For Hanna Anni, however, the captivity ended well. There was a wedding in Norway and a name change to Hanna Anni Evensen after the liberation. Hanna Koljada remained in Norway. In Hammerfest she had become acquainted with the Norwegian Jocob Evensen. On 31 May 1945, the two married in Bodø and later returned to Hammerfest. Hanna Koljada became Hanna Anni Evensen. Hanna has never been back to Ukraine.
Hanna Anni had experienced hunger under Stalin, Holodomor, despite the fact that Ukraine was referred to as "Europe's granary".
- We fried potato peelings for dinner, she remembers.
This autumn 2014, Hanna Anni Kolodja Evensen turned 90 years old, but in the autumn of 1944 she was only 20 and pregnant in the 4th month with her first child, a boy. The father was her later husband Jakob Evensen, a young man from Hammerfest who had to flee Finnmark a while before. (It was a criminal offense to have intercourse with the Ukrainian girls). When Hanna Anni was evacuated, it was with the other young girls. Together with them, she felt quite safe, she says when Dagsavisen visits her at home in her house in Hammerfest. Only a tiny hint of accent reveals that she grew up on the mighty Dnieper River.
- We were like a flock of sheep, were just chased on board and did not know why this happened or where we were going. But when you are a young, strong girl and are with people you know, you will not be so scared anyway. We were seasick, of course. I was so ill that I was allowed to lie on a bench upstairs with the skipper, with a bucket next to it. He was kind, Evensen tells Dagsavisen.
- Afterwards, I probably thought most about the many families in Finnmark who lost everything they owned. In any case, I had nothing from before, says Evensen, who together with the other girls ended up in Svolvær in Nordland. There they were put to work at a new fish factory. When peace came, she was reunited with Jacob, and they married at the end of May 1945. Only 17 years later did she meet her Ukrainian mother again. Then they had not seen each other since the day she as a 17-year-old crying was forcibly sent to Norway. Now she could tell her mother about the four children she had had, but that her eldest, the boy who was on his way when she evacuated, unfortunately drowned when he was seven.
Of all the things I have experienced in my life, this was the worst: Losing a son. But you know, people tolerate a little. When you have to, you have to, the Ukrainian says.

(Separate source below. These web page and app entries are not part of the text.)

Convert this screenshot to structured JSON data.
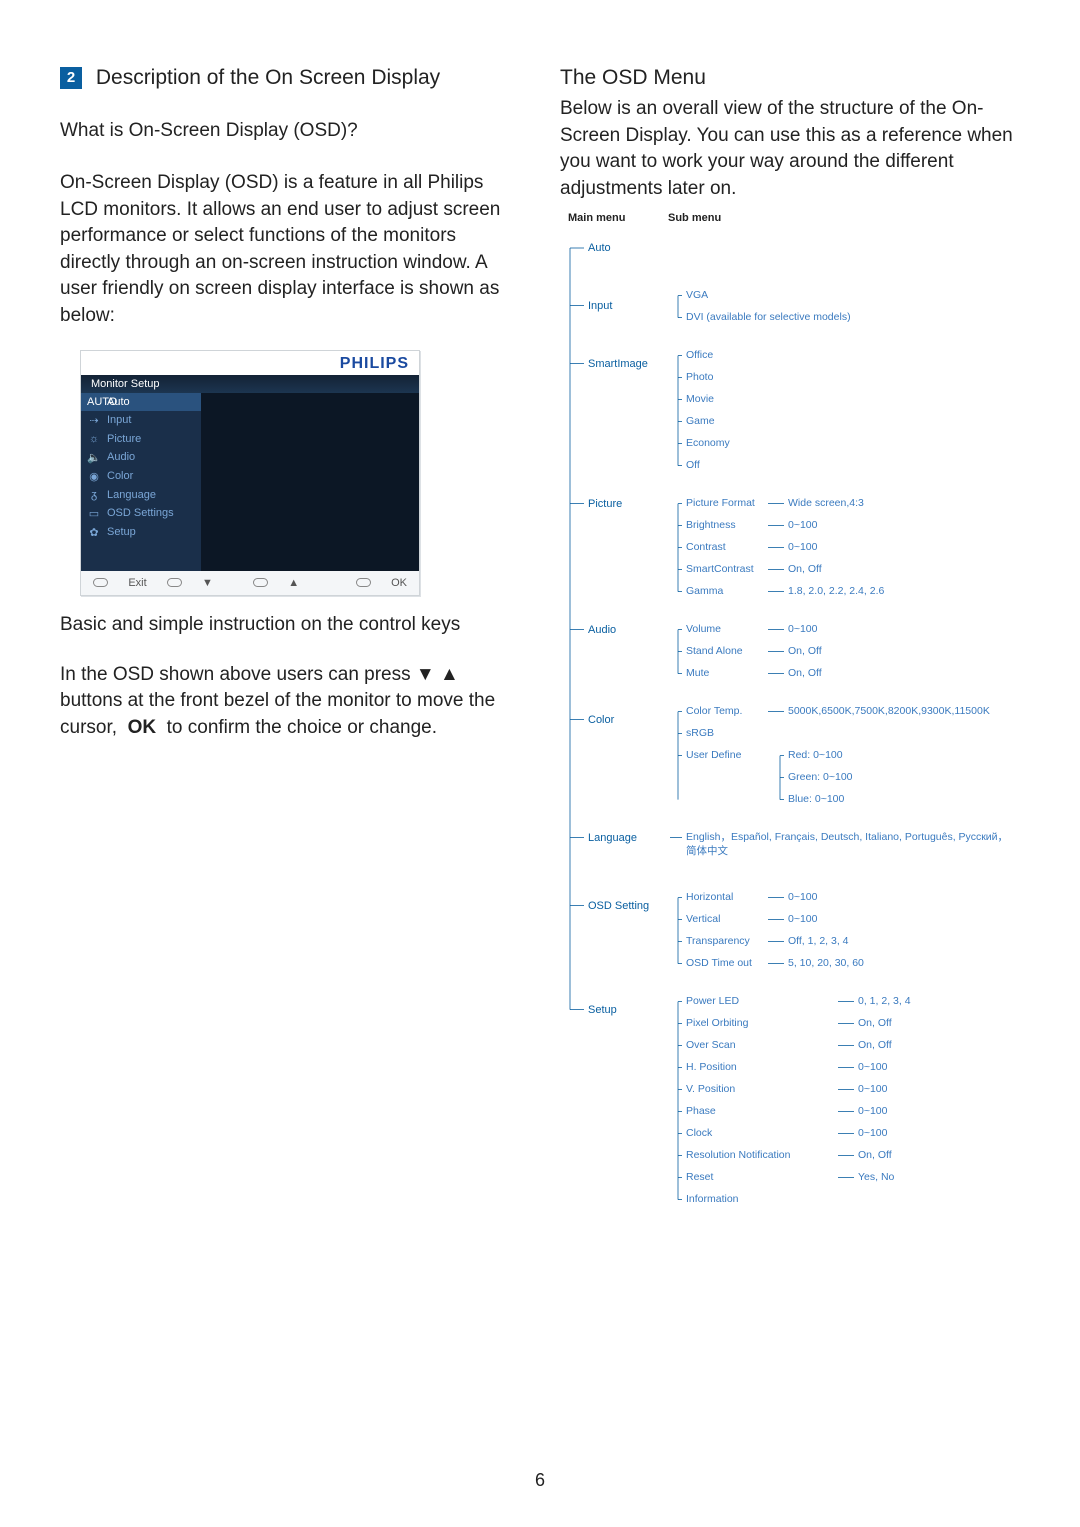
{
  "section_number": "2",
  "title": "Description of the On Screen Display",
  "q": "What is On-Screen Display (OSD)?",
  "body1": "On-Screen Display (OSD) is a feature in all Philips LCD monitors. It allows an end user to adjust screen performance or select functions of the monitors directly through an on-screen instruction window. A user friendly on screen display interface is shown as below:",
  "osd": {
    "brand": "PHILIPS",
    "header": "Monitor Setup",
    "items": [
      {
        "icon": "AUTO",
        "label": "Auto",
        "sel": true
      },
      {
        "icon": "⇢",
        "label": "Input"
      },
      {
        "icon": "☼",
        "label": "Picture"
      },
      {
        "icon": "🔈",
        "label": "Audio"
      },
      {
        "icon": "◉",
        "label": "Color"
      },
      {
        "icon": "ᵹ",
        "label": "Language"
      },
      {
        "icon": "▭",
        "label": "OSD Settings"
      },
      {
        "icon": "✿",
        "label": "Setup"
      }
    ],
    "foot": {
      "exit": "Exit",
      "ok": "OK"
    }
  },
  "basic_heading": "Basic and simple instruction on the control keys",
  "basic_body": "In the OSD shown above users can press ▼ ▲ buttons at the front bezel of the monitor to move the cursor,  OK  to confirm the choice or change.",
  "right_heading": "The OSD Menu",
  "right_body": "Below is an overall view of the structure of the On-Screen Display. You can use this as a reference when you want to work your way around the different adjustments later on.",
  "tree_header": {
    "main": "Main menu",
    "sub": "Sub menu"
  },
  "menu": {
    "auto": "Auto",
    "input": {
      "label": "Input",
      "items": [
        "VGA",
        "DVI (available for selective models)"
      ]
    },
    "smartimage": {
      "label": "SmartImage",
      "items": [
        "Office",
        "Photo",
        "Movie",
        "Game",
        "Economy",
        "Off"
      ]
    },
    "picture": {
      "label": "Picture",
      "items": [
        {
          "k": "Picture Format",
          "v": "Wide screen,4:3"
        },
        {
          "k": "Brightness",
          "v": "0~100"
        },
        {
          "k": "Contrast",
          "v": "0~100"
        },
        {
          "k": "SmartContrast",
          "v": "On, Off"
        },
        {
          "k": "Gamma",
          "v": "1.8, 2.0, 2.2, 2.4, 2.6"
        }
      ]
    },
    "audio": {
      "label": "Audio",
      "items": [
        {
          "k": "Volume",
          "v": "0~100"
        },
        {
          "k": "Stand Alone",
          "v": "On, Off"
        },
        {
          "k": "Mute",
          "v": "On, Off"
        }
      ]
    },
    "color": {
      "label": "Color",
      "items": [
        {
          "k": "Color Temp.",
          "v": "5000K,6500K,7500K,8200K,9300K,11500K"
        },
        {
          "k": "sRGB",
          "v": ""
        },
        {
          "k": "User Define",
          "sub": [
            "Red: 0~100",
            "Green: 0~100",
            "Blue: 0~100"
          ]
        }
      ]
    },
    "language": {
      "label": "Language",
      "v": "English，Español, Français, Deutsch, Italiano, Português, Русский，简体中文"
    },
    "osdsetting": {
      "label": "OSD Setting",
      "items": [
        {
          "k": "Horizontal",
          "v": "0~100"
        },
        {
          "k": "Vertical",
          "v": "0~100"
        },
        {
          "k": "Transparency",
          "v": "Off, 1, 2, 3, 4"
        },
        {
          "k": "OSD Time out",
          "v": "5, 10, 20, 30, 60"
        }
      ]
    },
    "setup": {
      "label": "Setup",
      "items": [
        {
          "k": "Power LED",
          "v": "0, 1, 2, 3, 4"
        },
        {
          "k": "Pixel Orbiting",
          "v": "On, Off"
        },
        {
          "k": "Over Scan",
          "v": "On, Off"
        },
        {
          "k": "H. Position",
          "v": "0~100"
        },
        {
          "k": "V. Position",
          "v": "0~100"
        },
        {
          "k": "Phase",
          "v": "0~100"
        },
        {
          "k": "Clock",
          "v": "0~100"
        },
        {
          "k": "Resolution Notification",
          "v": "On, Off"
        },
        {
          "k": "Reset",
          "v": "Yes, No"
        },
        {
          "k": "Information",
          "v": ""
        }
      ]
    }
  },
  "page_number": "6"
}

- Now I have lived here in Norway for over 70 years. But sometimes, when I can not sleep at night, I think about when I was a little girl in Ukraine. I lie awake thinking about what my village looked like. It's like that, when you get older. You look back more.
Hanna Anni (Koljada) Evensen
- Født: 7. oktober 1924
- Død: 20. august 2020
Anni og Jacob Evensen med lille Hans Petter på armen i brakkbyen Hammerfest i 1945
No memorial in Norway for the Ukrainians forced labours
There is no memorial in Norway for the prisoners of war or the forced labours, both children, woman or men in Norway. Do the do they deserve this?
- Michael Stokke, Narviksenteret